§ **Instructions for the task**
Every line of the records below that holds the word "porque" belongs in the answer.

§ **Provided information**
--- START ---
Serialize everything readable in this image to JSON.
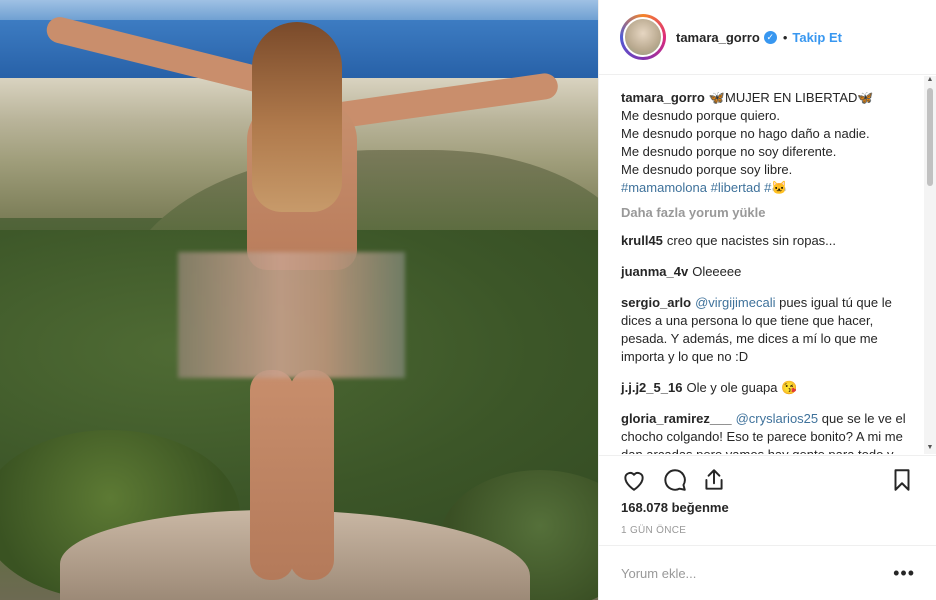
{
  "post": {
    "image_alt": "",
    "username": "tamara_gorro",
    "verified_icon": "verified-badge-icon",
    "separator": "•",
    "follow_label": "Takip Et"
  },
  "caption": {
    "username": "tamara_gorro",
    "lines": [
      "🦋MUJER EN LIBERTAD🦋",
      "Me desnudo porque quiero.",
      "Me desnudo porque no hago daño a nadie.",
      "Me desnudo porque no soy diferente.",
      "Me desnudo porque soy libre.",
      "#mamamolona #libertad #🐱"
    ]
  },
  "load_more": "Daha fazla yorum yükle",
  "comments": [
    {
      "user": "krull45",
      "mention": "",
      "text": "creo que nacistes sin ropas..."
    },
    {
      "user": "juanma_4v",
      "mention": "",
      "text": "Oleeeee"
    },
    {
      "user": "sergio_arlo",
      "mention": "@virgijimecali",
      "text": "pues igual tú que le dices a una persona lo que tiene que hacer, pesada. Y además, me dices a mí lo que me importa y lo que no :D"
    },
    {
      "user": "j.j.j2_5_16",
      "mention": "",
      "text": "Ole y ole guapa 😘"
    },
    {
      "user": "gloria_ramirez___",
      "mention": "@cryslarios25",
      "text": "que se le ve el chocho colgando! Eso te parece bonito? A mi me dan arcadas pero vamos hay gente para todo y para todos, a las"
    }
  ],
  "likes": "168.078 beğenme",
  "timestamp": "1 GÜN ÖNCE",
  "comment_input": {
    "placeholder": "Yorum ekle..."
  },
  "more_options": "•••",
  "colors": {
    "accent": "#3897f0",
    "text": "#262626",
    "muted": "#999999",
    "mention": "#3f729b"
  },
  "icons": [
    "heart-icon",
    "comment-icon",
    "share-icon",
    "bookmark-icon"
  ]
}
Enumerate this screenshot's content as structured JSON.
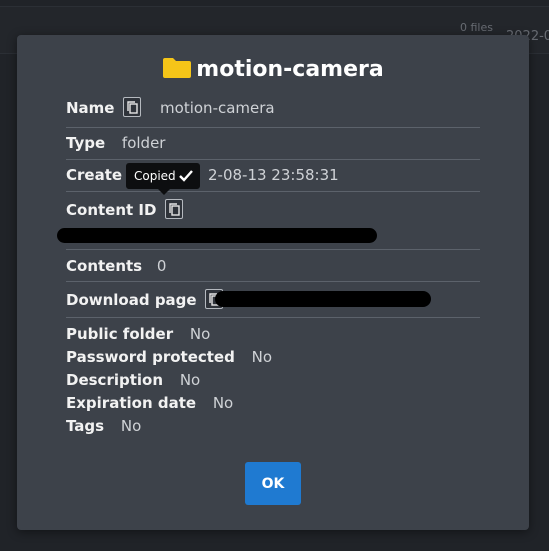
{
  "background": {
    "files_count": "0 files",
    "date_partial": "2022-0"
  },
  "dialog": {
    "title": "motion-camera",
    "tooltip": "Copied",
    "name": {
      "label": "Name",
      "value": "motion-camera"
    },
    "type": {
      "label": "Type",
      "value": "folder"
    },
    "created": {
      "label": "Create t",
      "value": "2-08-13 23:58:31"
    },
    "content_id": {
      "label": "Content ID"
    },
    "contents": {
      "label": "Contents",
      "value": "0"
    },
    "download_page": {
      "label": "Download page"
    },
    "public_folder": {
      "label": "Public folder",
      "value": "No"
    },
    "password_protected": {
      "label": "Password protected",
      "value": "No"
    },
    "description": {
      "label": "Description",
      "value": "No"
    },
    "expiration_date": {
      "label": "Expiration date",
      "value": "No"
    },
    "tags": {
      "label": "Tags",
      "value": "No"
    },
    "ok_label": "OK"
  },
  "colors": {
    "modal_bg": "#3d424a",
    "folder_icon": "#f5c518",
    "ok_button": "#1f7ad1",
    "tooltip_bg": "#0d0e10"
  }
}
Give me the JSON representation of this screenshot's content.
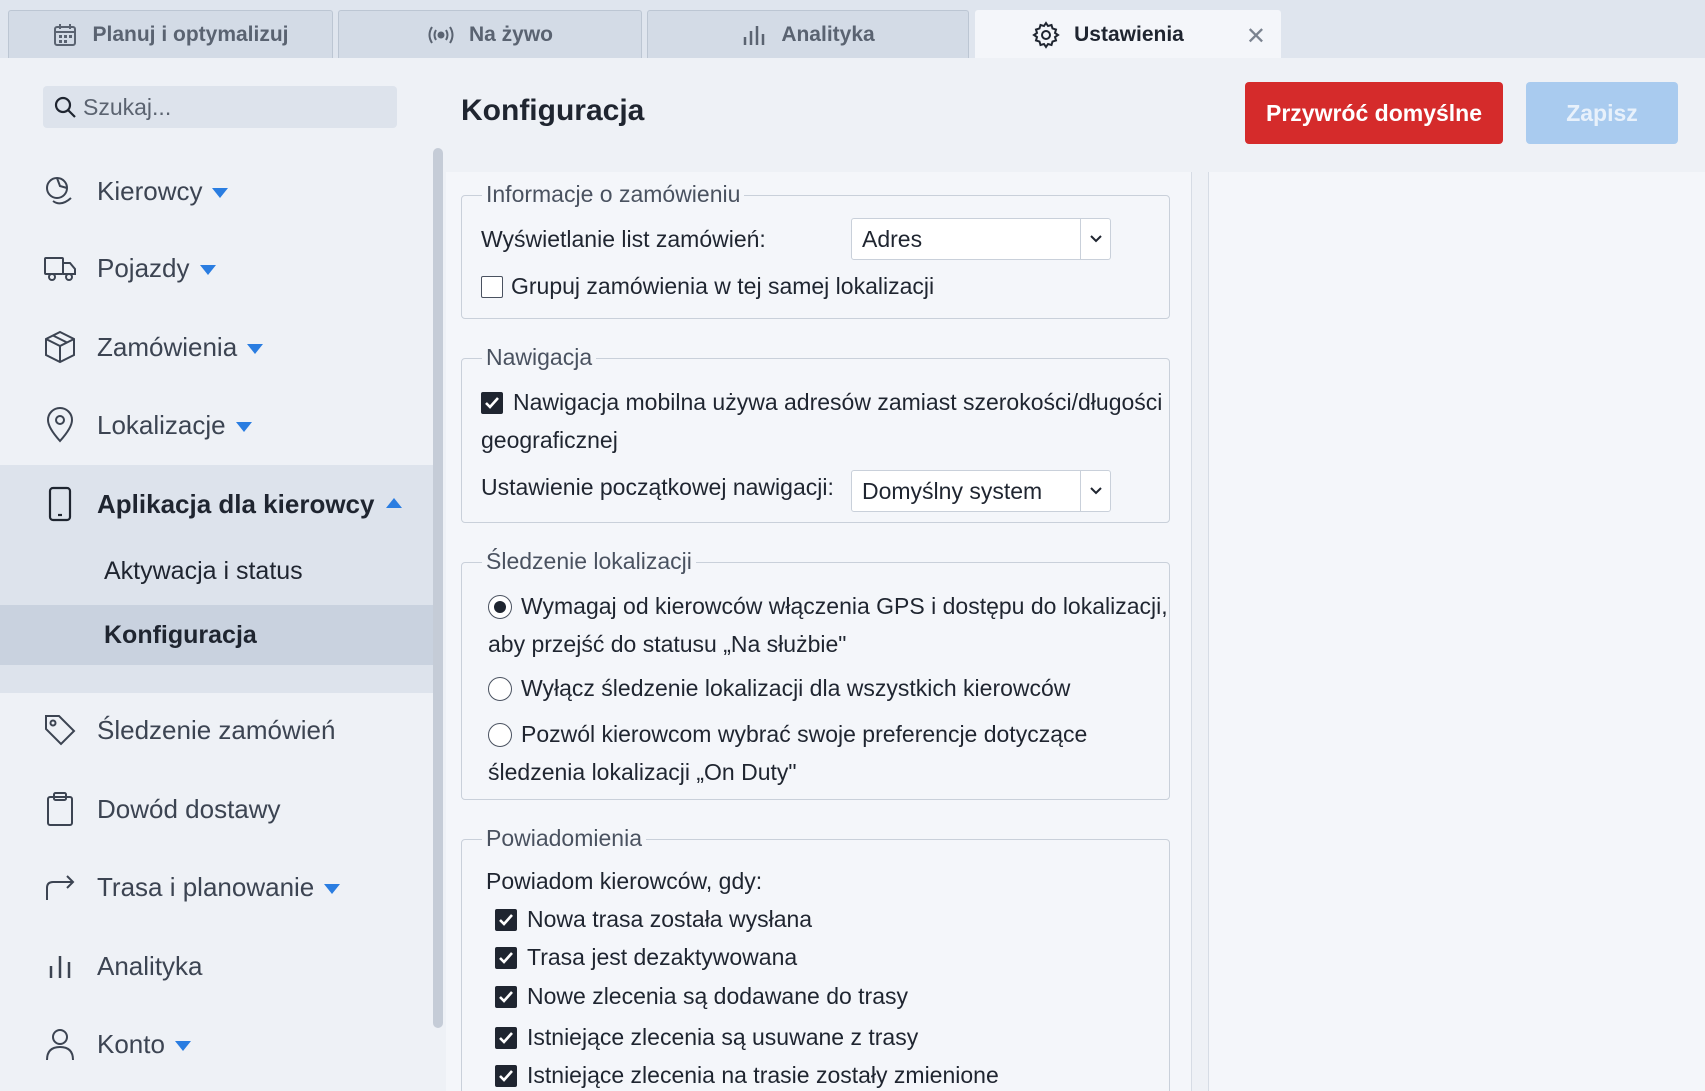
{
  "tabs": [
    {
      "label": "Planuj i optymalizuj",
      "icon": "calendar-icon"
    },
    {
      "label": "Na żywo",
      "icon": "broadcast-icon"
    },
    {
      "label": "Analityka",
      "icon": "bar-chart-icon"
    },
    {
      "label": "Ustawienia",
      "icon": "gear-icon",
      "active": true,
      "close": "✕"
    }
  ],
  "search": {
    "placeholder": "Szukaj..."
  },
  "sidebar": {
    "items": [
      {
        "label": "Kierowcy",
        "icon": "drivers-icon",
        "expandable": true
      },
      {
        "label": "Pojazdy",
        "icon": "truck-icon",
        "expandable": true
      },
      {
        "label": "Zamówienia",
        "icon": "package-icon",
        "expandable": true
      },
      {
        "label": "Lokalizacje",
        "icon": "map-pin-icon",
        "expandable": true
      },
      {
        "label": "Aplikacja dla kierowcy",
        "icon": "phone-icon",
        "expanded": true
      },
      {
        "label": "Śledzenie zamówień",
        "icon": "tag-icon"
      },
      {
        "label": "Dowód dostawy",
        "icon": "clipboard-icon"
      },
      {
        "label": "Trasa i planowanie",
        "icon": "route-arrow-icon",
        "expandable": true
      },
      {
        "label": "Analityka",
        "icon": "bar-chart-icon"
      },
      {
        "label": "Konto",
        "icon": "user-icon",
        "expandable": true
      }
    ],
    "subitems": [
      {
        "label": "Aktywacja i status"
      },
      {
        "label": "Konfiguracja",
        "selected": true
      }
    ]
  },
  "main": {
    "title": "Konfiguracja",
    "reset_label": "Przywróć domyślne",
    "save_label": "Zapisz",
    "colors": {
      "danger": "#d52b2b",
      "primary_disabled": "#a9cbef",
      "accent": "#2a7de1"
    }
  },
  "order_info": {
    "legend": "Informacje o zamówieniu",
    "display_label": "Wyświetlanie list zamówień:",
    "display_value": "Adres",
    "group_label": "Grupuj zamówienia w tej samej lokalizacji",
    "group_checked": false
  },
  "navigation": {
    "legend": "Nawigacja",
    "mobile_label_line1": "Nawigacja mobilna używa adresów zamiast szerokości/długości",
    "mobile_label_line2": "geograficznej",
    "mobile_checked": true,
    "initial_label": "Ustawienie początkowej nawigacji:",
    "initial_value": "Domyślny system"
  },
  "tracking": {
    "legend": "Śledzenie lokalizacji",
    "options": [
      {
        "line1": "Wymagaj od kierowców włączenia GPS i dostępu do lokalizacji,",
        "line2": "aby przejść do statusu „Na służbie\"",
        "checked": true
      },
      {
        "line1": "Wyłącz śledzenie lokalizacji dla wszystkich kierowców",
        "line2": "",
        "checked": false
      },
      {
        "line1": "Pozwól kierowcom wybrać swoje preferencje dotyczące",
        "line2": "śledzenia lokalizacji „On Duty\"",
        "checked": false
      }
    ]
  },
  "notifications": {
    "legend": "Powiadomienia",
    "intro": "Powiadom kierowców, gdy:",
    "items": [
      {
        "label": "Nowa trasa została wysłana",
        "checked": true
      },
      {
        "label": "Trasa jest dezaktywowana",
        "checked": true
      },
      {
        "label": "Nowe zlecenia są dodawane do trasy",
        "checked": true
      },
      {
        "label": "Istniejące zlecenia są usuwane z trasy",
        "checked": true
      },
      {
        "label": "Istniejące zlecenia na trasie zostały zmienione",
        "checked": true
      }
    ]
  }
}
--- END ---
§ **Written response**
      "Me desnudo porque quiero.",
      "Me desnudo porque no hago daño a nadie.",
      "Me desnudo porque no soy diferente.",
      "Me desnudo porque soy libre.",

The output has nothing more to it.